Tack two extra weeks onto any exhausting, tense, and conflict-packed situation, and what do you get? If you're Ronnie and Sammi, you break up a few hundred times, bash some heads, and maybe get arrested, all while drinking daiquiris in a hot tub.

But if you're Pittsburgh Steelers safety Troy Palomalu and have already spent 16 weeks working your 5'10, 207-pound body like John Henry, two more weeks of football can turn into a doomy and gloomy fortnight right quick. 

Math is not my forte, but it doesn't take a whiz to figure out that adding two games to the NFL's regular season increases a player's probability of being injured by quite a margin. NFL statistics reveal that an average of three players per team are injured every game, so two more games means 190 more injured players each season (it took me a while to figure that out). There's no question the NFL must feel pretty secure to even suggest such a thing. And they do.

If ever a sports union was sitting in the catbird seat, it's the NFL. Football has been number-one Sunday night viewing for the entire season, and according to Forbes, viewer numbers for "The NFL on CBS" are the highest in 23 years. Evidently, that's not good enough. Blinded by the siren song of hard cash, the NFL is effectively slaughtering their goose for a fortnight's worth of golden eggs.

I want to take NFL Commissioner Roger Goodell and every team owner by the shoulders and give then a good shake, "Are you crazy, man? Concussions are up 21 percent this season!" And those are just brains. 

Does anybody remember how great the Cincinnati Bengals were last year? They were a playoff team! This year they went 4-12. Perhaps the season-ending injuries sustained by three of their key players had something to do with it.

The closest I've ever come to playing professional football was being pummeled by my brother in the backyard, and that was pretty brutal. I've heard that playing professional football is like being hit by a car, and I have done that. The thought of being hit by a car for 16 weeks straight makes me sick; 18 weeks makes me want to cry.

Forget that garbage about dropping two preseason games and making camp easier. First-stringers don't play in preseason games anyway, and their training camp is not the same training camp the third-stringers know.

I love football, but like former NFL player Chris Collinsworth said, "I'd be less than honest if I said I didn't have my doubts as to whether my children should be playing." 

Despite new its new rules, the NFL promotes more hard hits and bone-crushing tackles than ever, short- and long-term effects be damned, especially when it comes to star players. Tight ends and running backs and tackles may have never read Thackeray or Austen, but they sure as heck know a fortnight when they see one.

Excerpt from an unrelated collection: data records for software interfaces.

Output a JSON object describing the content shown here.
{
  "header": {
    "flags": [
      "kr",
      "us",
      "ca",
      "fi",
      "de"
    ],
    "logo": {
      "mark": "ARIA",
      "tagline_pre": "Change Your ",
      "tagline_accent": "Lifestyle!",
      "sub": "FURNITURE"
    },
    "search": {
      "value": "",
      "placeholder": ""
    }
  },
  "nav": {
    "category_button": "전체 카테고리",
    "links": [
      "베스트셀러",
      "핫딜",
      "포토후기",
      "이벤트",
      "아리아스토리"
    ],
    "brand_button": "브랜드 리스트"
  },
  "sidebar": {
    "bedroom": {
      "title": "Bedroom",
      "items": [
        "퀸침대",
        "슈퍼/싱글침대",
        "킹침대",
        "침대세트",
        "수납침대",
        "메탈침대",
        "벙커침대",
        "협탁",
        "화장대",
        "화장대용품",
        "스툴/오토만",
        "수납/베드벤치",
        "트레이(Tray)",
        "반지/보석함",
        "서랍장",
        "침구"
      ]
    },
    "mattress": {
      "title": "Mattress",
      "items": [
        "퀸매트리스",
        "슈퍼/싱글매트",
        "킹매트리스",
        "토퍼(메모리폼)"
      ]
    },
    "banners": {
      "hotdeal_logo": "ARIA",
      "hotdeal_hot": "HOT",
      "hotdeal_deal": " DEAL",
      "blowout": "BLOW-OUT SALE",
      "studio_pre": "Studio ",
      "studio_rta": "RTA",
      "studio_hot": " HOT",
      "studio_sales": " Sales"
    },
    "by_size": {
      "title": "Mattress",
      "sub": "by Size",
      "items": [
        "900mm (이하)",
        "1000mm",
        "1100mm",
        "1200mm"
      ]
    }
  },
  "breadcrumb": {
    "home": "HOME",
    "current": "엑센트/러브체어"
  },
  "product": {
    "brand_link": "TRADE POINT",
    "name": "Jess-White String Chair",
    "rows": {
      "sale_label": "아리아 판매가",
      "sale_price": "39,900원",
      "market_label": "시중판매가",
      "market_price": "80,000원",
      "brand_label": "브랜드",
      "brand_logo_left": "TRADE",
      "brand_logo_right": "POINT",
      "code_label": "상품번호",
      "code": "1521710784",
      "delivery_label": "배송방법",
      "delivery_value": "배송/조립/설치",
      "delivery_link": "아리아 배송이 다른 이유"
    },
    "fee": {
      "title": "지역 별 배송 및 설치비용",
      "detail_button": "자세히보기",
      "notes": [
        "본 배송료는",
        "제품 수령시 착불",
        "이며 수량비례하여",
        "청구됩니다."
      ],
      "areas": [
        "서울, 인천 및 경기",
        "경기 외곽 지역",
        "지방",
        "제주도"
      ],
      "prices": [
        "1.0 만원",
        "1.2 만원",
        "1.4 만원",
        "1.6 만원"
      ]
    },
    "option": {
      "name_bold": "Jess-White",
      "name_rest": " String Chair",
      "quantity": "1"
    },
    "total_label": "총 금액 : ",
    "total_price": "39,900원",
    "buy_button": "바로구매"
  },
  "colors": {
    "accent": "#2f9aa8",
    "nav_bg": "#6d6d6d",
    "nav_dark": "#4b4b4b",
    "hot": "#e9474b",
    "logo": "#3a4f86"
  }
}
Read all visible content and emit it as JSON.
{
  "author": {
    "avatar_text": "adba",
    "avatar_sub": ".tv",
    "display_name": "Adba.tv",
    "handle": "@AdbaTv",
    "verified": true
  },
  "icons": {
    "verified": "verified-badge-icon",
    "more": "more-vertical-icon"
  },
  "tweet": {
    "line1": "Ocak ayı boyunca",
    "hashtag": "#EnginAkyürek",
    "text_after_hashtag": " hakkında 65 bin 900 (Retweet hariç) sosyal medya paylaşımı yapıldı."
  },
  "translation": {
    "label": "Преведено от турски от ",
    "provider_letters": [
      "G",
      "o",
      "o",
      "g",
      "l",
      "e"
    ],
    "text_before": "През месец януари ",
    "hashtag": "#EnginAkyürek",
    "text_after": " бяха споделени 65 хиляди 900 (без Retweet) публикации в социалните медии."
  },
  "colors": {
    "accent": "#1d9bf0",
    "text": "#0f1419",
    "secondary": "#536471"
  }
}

And boy, oh boy, do they see one.


Juanita Giles lives on a farm in Charlotte County with her husband, son and many dogs.